Lists are a core data structure in Python that are similar to arrays or vectors in other langauges, however they don't have any limitations on length.
A list consists of of a series of any values. Additionally, lists are values themselves, so they can be stored in variables. Lists are mutable, which means they can be modified without needing to create a new copy.
To create a new list you can either use the
 shortcut or use the
list() function. Normally, the
 notation is used for clarity.
Lists are good for collecting items as you go through your script. Additionally you can access items inside Lists by using square brackets (
) after the symbol storing the list. This is called subscript access.
You cannot go out of bounds (try to access outside the list), and attempting to do so will cause an
IndexError. The bounds are defined by the length of the list (). Because the indexes in Python start at (The first item is index 0), the maximum index in a List is .
Technical note: For those who are interested, lists are implemented internally as a linked-list data structure. This means that it might be better to use one of numpy's arrays if speed or memory are of the essence.
Creating your first list
It is possible to create lists using two different methods.
One of the methods is to use the
a = list()
The other method is to use square brackets.
a = 
Both of these methods produce an empty list and are equivalent. This can be checked printing the result of an equality comparison between the two.
print(list() == )
This should print
True to the console, indicating that they are equivalent.
Creating a populated list
In the previous example we created a list that was empty. This can be useful if you want to add items as you move through the program, but you may also want to initialise a list with some standard elements. The way that you do this is different for each different type of list creation.
list function you need to provide an iterable for the function to turn into a list. This is nominally another list or a tuple, however it can be anything that provides an iterable interface, such as a generator.
a = list((1, 2, 3))
The second method, using the
 notation, is simpler and more direct. You simply insert the elements that you wish to be in the list.
a = [1, 2, 3]
Both of these methods will create identical lists, which would show
[1, 2, 3] if inspected.
Reading items from the list
Reading items from the list is the same as many other languages. In Python it is called subscript access and uses
 after the variable name. Using the example of
a = [1, 2, 3, 4] this is shown below.
b = a
This would assign
b the value
1. This is because
1 is the first element (index 0) of the list stored at variable
It is also possible to get a subset of a list, called a slice in Python, using similar syntax. This is done by using the syntax
list_variable[start:end] where start and end are both optional. If
start is omitted then the index 0 will be used. Likewise, if
end is omitted then the length of the list will be used as an index, due to the exclusive nature of
end. An example of this would be as follows.
b = a[1:3]
This would assign
b the value
[2, 3] as these are the elements at indexes 1 and 2 respectively.
Adding to the list
You can add to a list by appending items. This is done by providing the element you wish to add to the
append method of the list.
This will add a 4 to the end of the list.
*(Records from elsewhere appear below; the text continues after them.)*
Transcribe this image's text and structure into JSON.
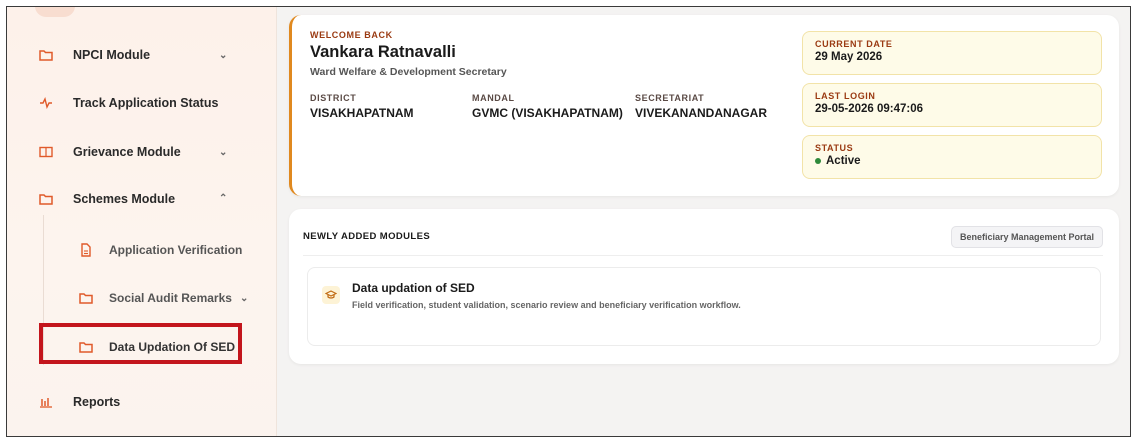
{
  "sidebar": {
    "npci": {
      "label": "NPCI Module",
      "icon": "folder-icon"
    },
    "track": {
      "label": "Track Application Status",
      "icon": "activity-icon"
    },
    "grievance": {
      "label": "Grievance Module",
      "icon": "ticket-icon"
    },
    "schemes": {
      "label": "Schemes Module",
      "icon": "folder-icon"
    },
    "sub_items": {
      "app_verification": "Application Verification",
      "social_audit": "Social Audit Remarks",
      "data_updation": "Data Updation Of SED"
    },
    "reports": {
      "label": "Reports",
      "icon": "bar-chart-icon"
    }
  },
  "welcome": {
    "greeting": "WELCOME BACK",
    "name": "Vankara Ratnavalli",
    "role": "Ward Welfare & Development Secretary",
    "district_label": "DISTRICT",
    "district": "VISAKHAPATNAM",
    "mandal_label": "MANDAL",
    "mandal": "GVMC (VISAKHAPATNAM)",
    "secretariat_label": "SECRETARIAT",
    "secretariat": "VIVEKANANDANAGAR",
    "current_date_label": "CURRENT DATE",
    "current_date": "29 May 2026",
    "last_login_label": "LAST LOGIN",
    "last_login": "29-05-2026 09:47:06",
    "status_label": "STATUS",
    "status": "Active"
  },
  "modules": {
    "heading": "NEWLY ADDED MODULES",
    "portal_button": "Beneficiary Management Portal",
    "item_title": "Data updation of SED",
    "item_desc": "Field verification, student validation, scenario review and beneficiary verification workflow."
  },
  "colors": {
    "accent": "#e05a2a",
    "highlight": "#c3151c",
    "status": "#2e8a3a"
  }
}
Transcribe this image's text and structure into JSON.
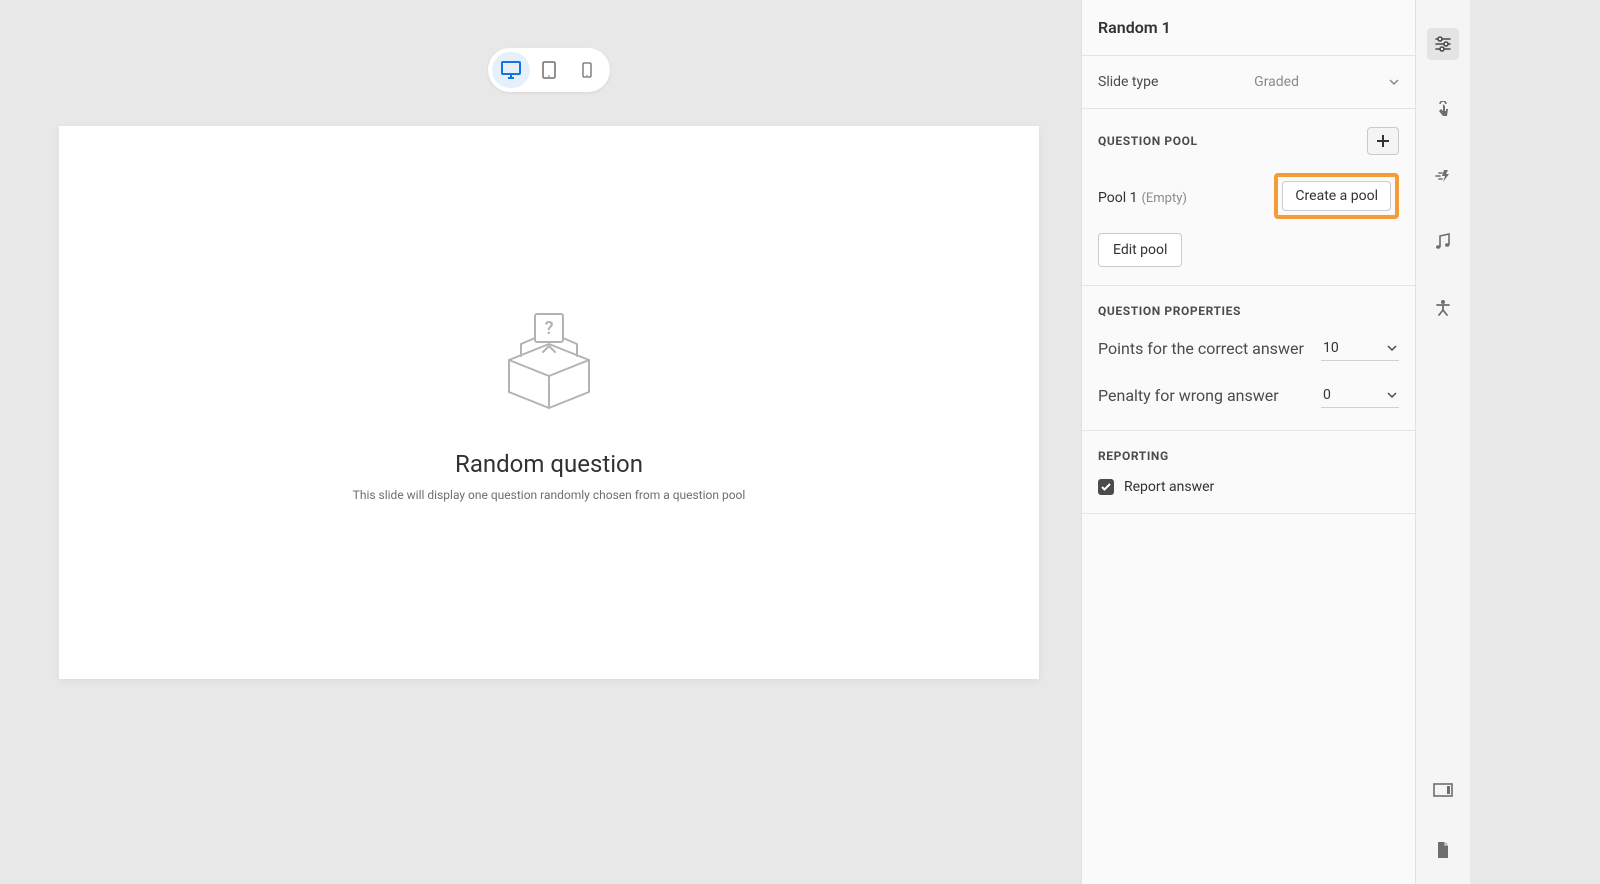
{
  "canvas": {
    "title": "Random question",
    "subtitle": "This slide will display one question randomly chosen from a question pool"
  },
  "panel": {
    "title": "Random 1",
    "slideType": {
      "label": "Slide type",
      "value": "Graded"
    },
    "questionPool": {
      "header": "QUESTION POOL",
      "poolName": "Pool 1",
      "poolStatus": "(Empty)",
      "createBtn": "Create a pool",
      "editBtn": "Edit pool"
    },
    "questionProperties": {
      "header": "QUESTION PROPERTIES",
      "pointsLabel": "Points for the correct answer",
      "pointsValue": "10",
      "penaltyLabel": "Penalty for wrong answer",
      "penaltyValue": "0"
    },
    "reporting": {
      "header": "REPORTING",
      "reportLabel": "Report answer",
      "reportChecked": true
    }
  }
}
If the list
a is inspected it would display
[1, 2, 3, 4].
If you need to remove items from a list you can either pop them off of the list or delete them.
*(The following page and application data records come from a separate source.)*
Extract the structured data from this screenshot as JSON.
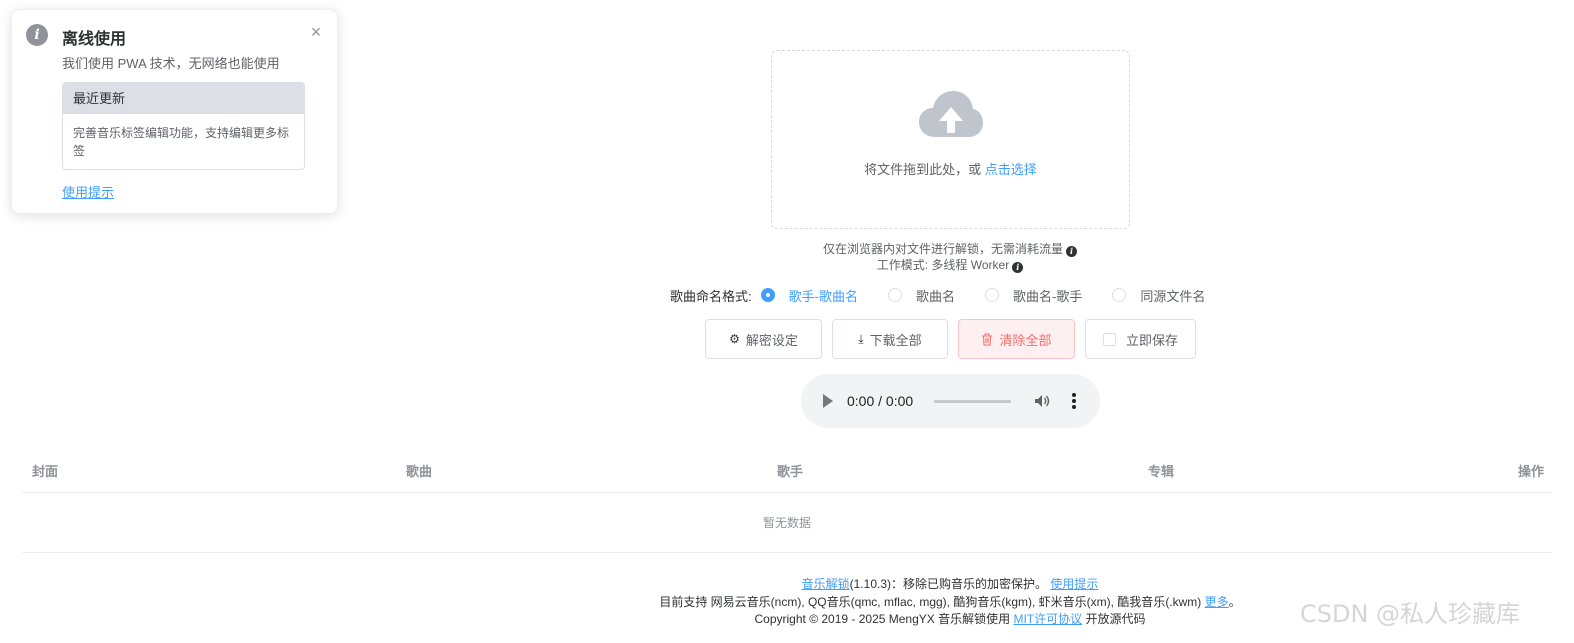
{
  "notification": {
    "title": "离线使用",
    "description": "我们使用 PWA 技术，无网络也能使用",
    "recent_header": "最近更新",
    "recent_body": "完善音乐标签编辑功能，支持编辑更多标签",
    "link": "使用提示",
    "close": "×"
  },
  "upload": {
    "text": "将文件拖到此处，或 ",
    "pick": "点击选择",
    "tip1": "仅在浏览器内对文件进行解锁，无需消耗流量",
    "tip2": "工作模式: 多线程 Worker"
  },
  "naming": {
    "label": "歌曲命名格式:",
    "options": [
      {
        "label": "歌手-歌曲名",
        "checked": true
      },
      {
        "label": "歌曲名",
        "checked": false
      },
      {
        "label": "歌曲名-歌手",
        "checked": false
      },
      {
        "label": "同源文件名",
        "checked": false
      }
    ]
  },
  "buttons": {
    "decrypt_settings": "解密设定",
    "download_all": "下载全部",
    "clear_all": "清除全部",
    "save_now": "立即保存"
  },
  "player": {
    "time": "0:00 / 0:00"
  },
  "table": {
    "headers": [
      "封面",
      "歌曲",
      "歌手",
      "专辑",
      "操作"
    ],
    "empty": "暂无数据"
  },
  "footer": {
    "app_link": "音乐解锁",
    "version": "(1.10.3)：移除已购音乐的加密保护。",
    "usage_link": "使用提示",
    "support": "目前支持 网易云音乐(ncm), QQ音乐(qmc, mflac, mgg), 酷狗音乐(kgm), 虾米音乐(xm), 酷我音乐(.kwm)",
    "more_link": "更多",
    "support_end": "。",
    "copyright": "Copyright © 2019 - 2025 MengYX 音乐解锁使用",
    "license_link": "MIT许可协议",
    "open_source": "开放源代码"
  },
  "watermark": "CSDN @私人珍藏库"
}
If you choose to pop an item from a list you need to use the pop method of the list, providing the index of the item you want to pop from the list. When you pop from a list you get the element you removed.
popped = a.pop(0)
In this case we provided the index
0 (the first element) and the first element was removed and returned to us, stored in the variable
popped in this case.
If you don't need the popped value then it may be more economical to use the
del keyword. This simply deletes whichever value you point to, removing from lists or dictionaries if needed.
This code will have the same effect on the list
a however it won't return the popped value for you, instead removing it completely.
When accessing elements from lists in Python, you will sometimes try to access an element that doesn't exist. If you are getting a single element from a list then you might cause an error to occur. This is an
IndexError and it needs to be handled, otherwise your program will terminate.
b = a
The example above would cause an
IndexError. There is more information on Errors and Exceptions in a later tutorial.
It is worth noting that if you access a slice that is outside the scope of the list then an empty list is returned and no exception is raised.